● Supplied entries

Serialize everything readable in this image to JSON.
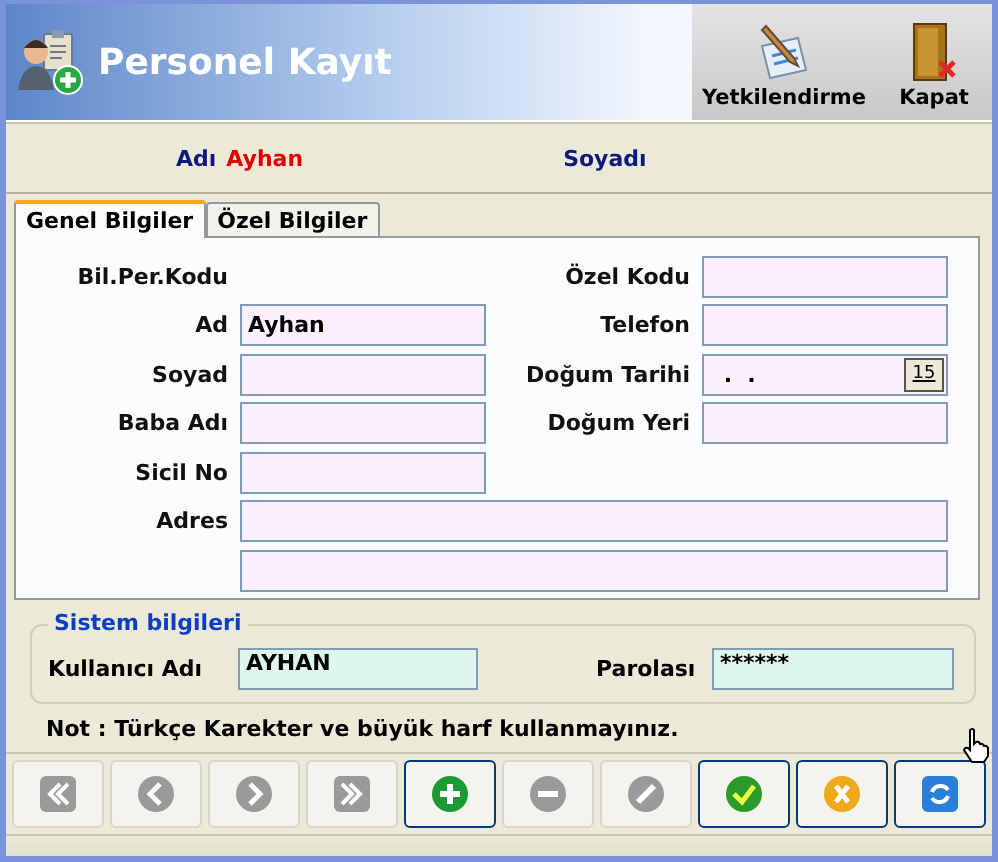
{
  "window": {
    "title": "Personel Kayıt"
  },
  "header_buttons": [
    {
      "label": "Yetkilendirme",
      "kind": "permissions"
    },
    {
      "label": "Kapat",
      "kind": "close"
    }
  ],
  "summary": [
    {
      "label": "Adı",
      "value": "Ayhan"
    },
    {
      "label": "Soyadı"
    }
  ],
  "tabs": [
    {
      "label": "Genel Bilgiler",
      "selected": true
    },
    {
      "label": "Özel Bilgiler",
      "selected": false
    }
  ],
  "form": {
    "left": [
      {
        "label": "Bil.Per.Kodu",
        "kind": "text"
      },
      {
        "label": "Ad",
        "kind": "field",
        "value": "Ayhan"
      },
      {
        "label": "Soyad",
        "kind": "field"
      },
      {
        "label": "Baba Adı",
        "kind": "field"
      },
      {
        "label": "Sicil No",
        "kind": "field"
      }
    ],
    "right": [
      {
        "label": "Özel Kodu",
        "kind": "field"
      },
      {
        "label": "Telefon",
        "kind": "field"
      },
      {
        "label": "Doğum Tarihi",
        "kind": "date",
        "value": " .  .",
        "button": "15"
      },
      {
        "label": "Doğum Yeri",
        "kind": "field"
      }
    ],
    "address_label": "Adres"
  },
  "system": {
    "title": "Sistem bilgileri",
    "username_label": "Kullanıcı Adı",
    "username": "AYHAN",
    "password_label": "Parolası",
    "password": "******"
  },
  "note": "Not : Türkçe Karekter ve büyük harf kullanmayınız.",
  "toolbar": [
    {
      "kind": "first",
      "disabled": true
    },
    {
      "kind": "previous",
      "disabled": true
    },
    {
      "kind": "next",
      "disabled": true
    },
    {
      "kind": "last",
      "disabled": true
    },
    {
      "kind": "add",
      "disabled": false
    },
    {
      "kind": "delete",
      "disabled": true
    },
    {
      "kind": "edit",
      "disabled": true
    },
    {
      "kind": "save",
      "disabled": false
    },
    {
      "kind": "cancel",
      "disabled": false
    },
    {
      "kind": "refresh",
      "disabled": false
    }
  ]
}
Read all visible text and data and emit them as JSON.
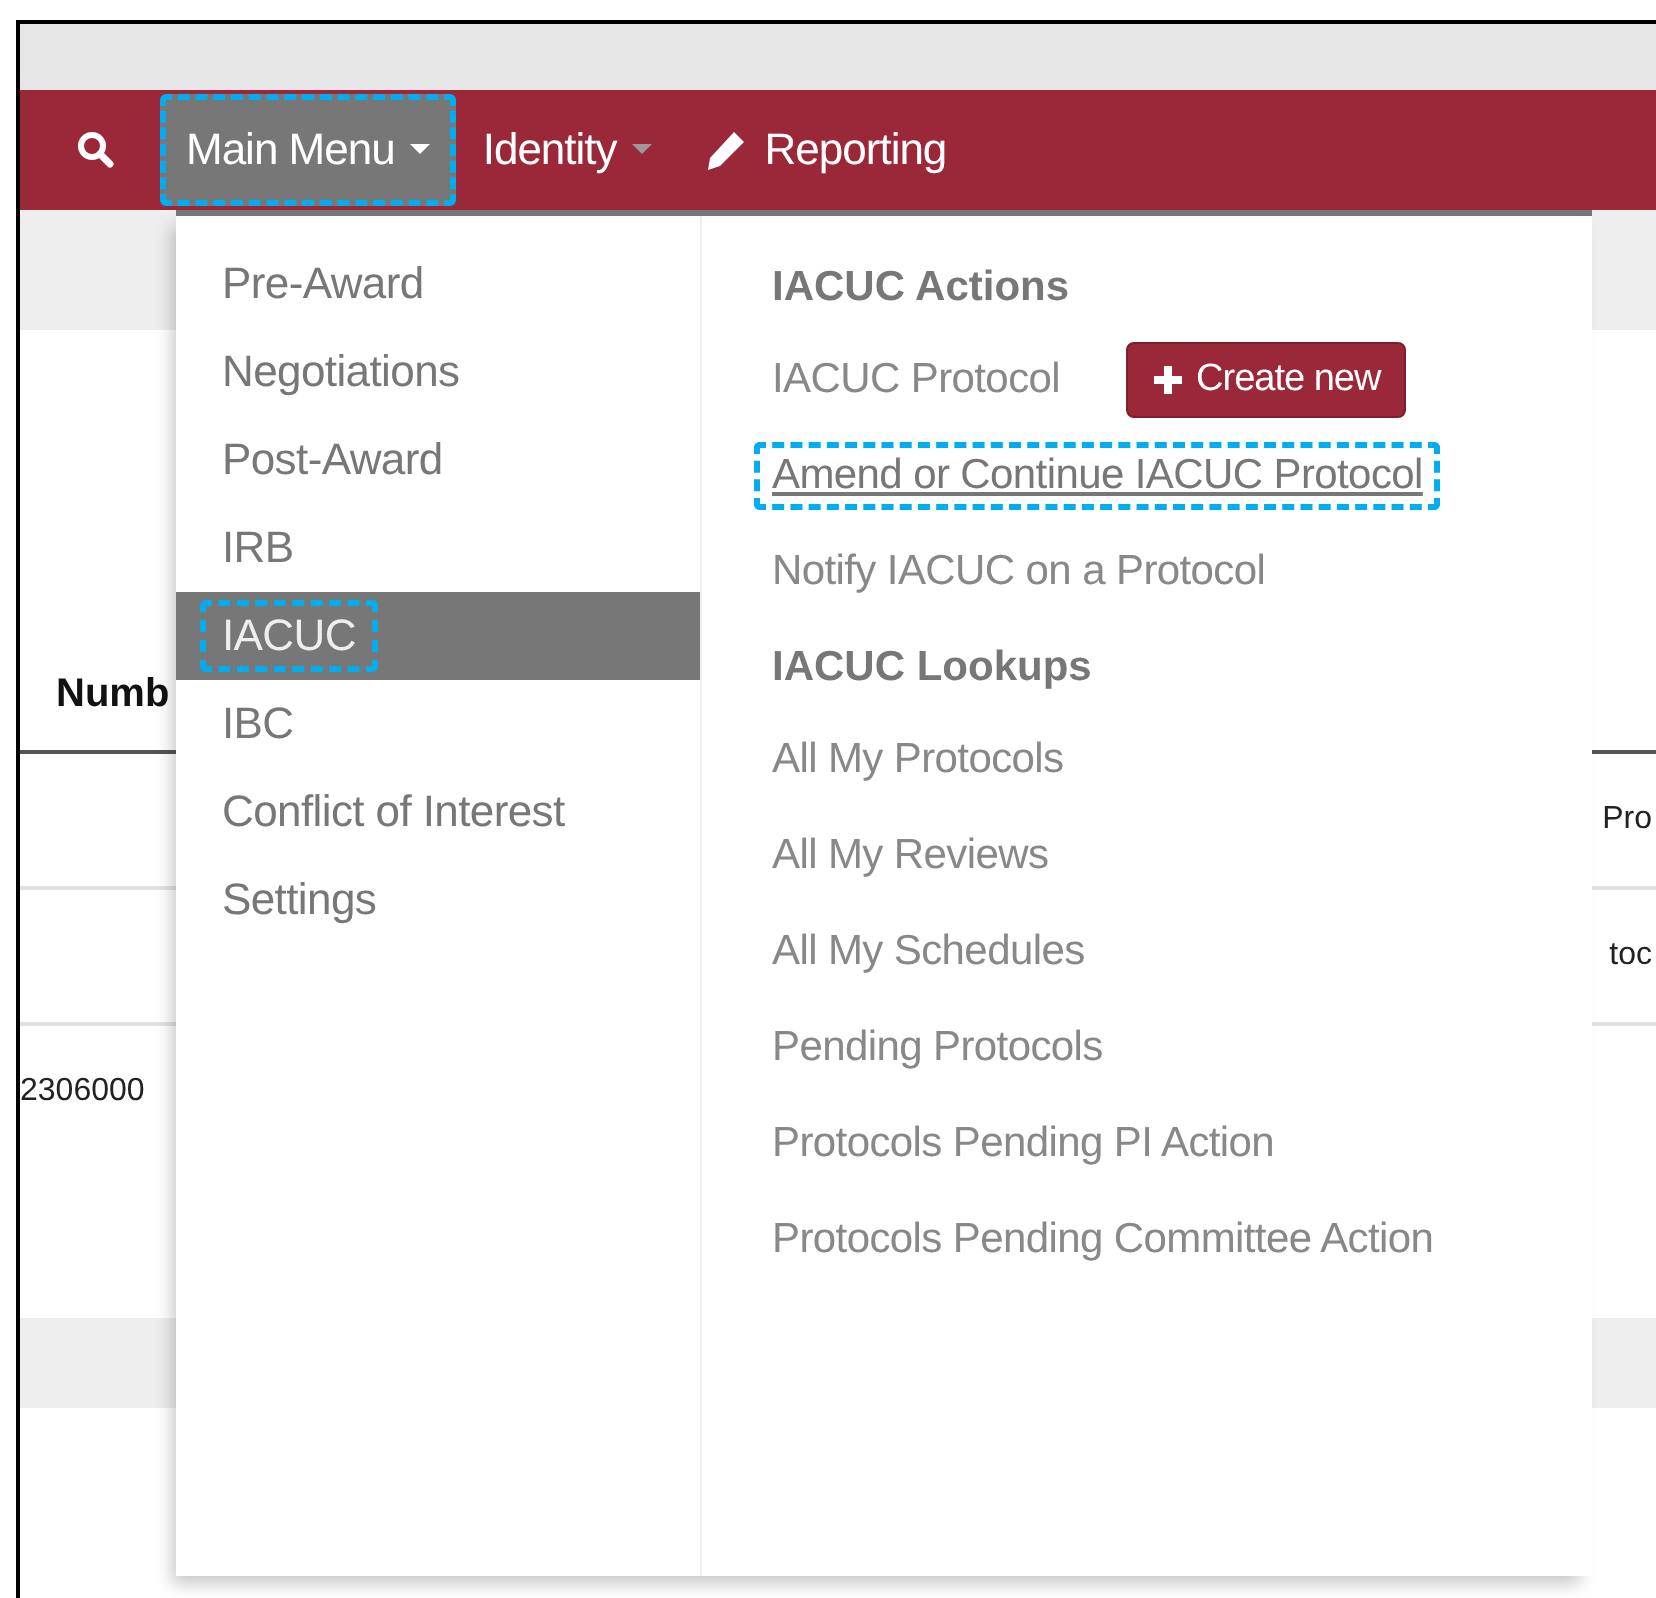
{
  "navbar": {
    "items": [
      {
        "kind": "search"
      },
      {
        "kind": "dropdown",
        "label": "Main Menu",
        "selected": true,
        "highlighted": true
      },
      {
        "kind": "dropdown",
        "label": "Identity",
        "selected": false,
        "highlighted": false
      },
      {
        "kind": "pencil",
        "label": "Reporting",
        "selected": false,
        "highlighted": false
      }
    ]
  },
  "background_table": {
    "header": "Numb",
    "rows": [
      {
        "column_1": "",
        "column_2": "Pro"
      },
      {
        "column_1": "",
        "column_2": "toc"
      },
      {
        "column_1": "2306000",
        "column_2": ""
      }
    ]
  },
  "main_menu": {
    "modules": [
      {
        "label": "Pre-Award",
        "selected": false,
        "highlighted": false
      },
      {
        "label": "Negotiations",
        "selected": false,
        "highlighted": false
      },
      {
        "label": "Post-Award",
        "selected": false,
        "highlighted": false
      },
      {
        "label": "IRB",
        "selected": false,
        "highlighted": false
      },
      {
        "label": "IACUC",
        "selected": true,
        "highlighted": true
      },
      {
        "label": "IBC",
        "selected": false,
        "highlighted": false
      },
      {
        "label": "Conflict of Interest",
        "selected": false,
        "highlighted": false
      },
      {
        "label": "Settings",
        "selected": false,
        "highlighted": false
      }
    ],
    "submenu": [
      {
        "kind": "heading",
        "label": "IACUC Actions"
      },
      {
        "kind": "link",
        "label": "IACUC Protocol",
        "button": "Create new",
        "highlighted": false
      },
      {
        "kind": "link",
        "label": "Amend or Continue IACUC Protocol",
        "highlighted": true
      },
      {
        "kind": "link",
        "label": "Notify IACUC on a Protocol",
        "highlighted": false
      },
      {
        "kind": "heading",
        "label": "IACUC Lookups"
      },
      {
        "kind": "link",
        "label": "All My Protocols",
        "highlighted": false
      },
      {
        "kind": "link",
        "label": "All My Reviews",
        "highlighted": false
      },
      {
        "kind": "link",
        "label": "All My Schedules",
        "highlighted": false
      },
      {
        "kind": "link",
        "label": "Pending Protocols",
        "highlighted": false
      },
      {
        "kind": "link",
        "label": "Protocols Pending PI Action",
        "highlighted": false
      },
      {
        "kind": "link",
        "label": "Protocols Pending Committee Action",
        "highlighted": false
      }
    ]
  }
}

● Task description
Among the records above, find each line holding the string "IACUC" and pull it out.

● Problem solution
        "label": "IACUC",
        "label": "IACUC Actions"
        "label": "IACUC Protocol",
        "label": "Amend or Continue IACUC Protocol",
        "label": "Notify IACUC on a Protocol",
        "label": "IACUC Lookups"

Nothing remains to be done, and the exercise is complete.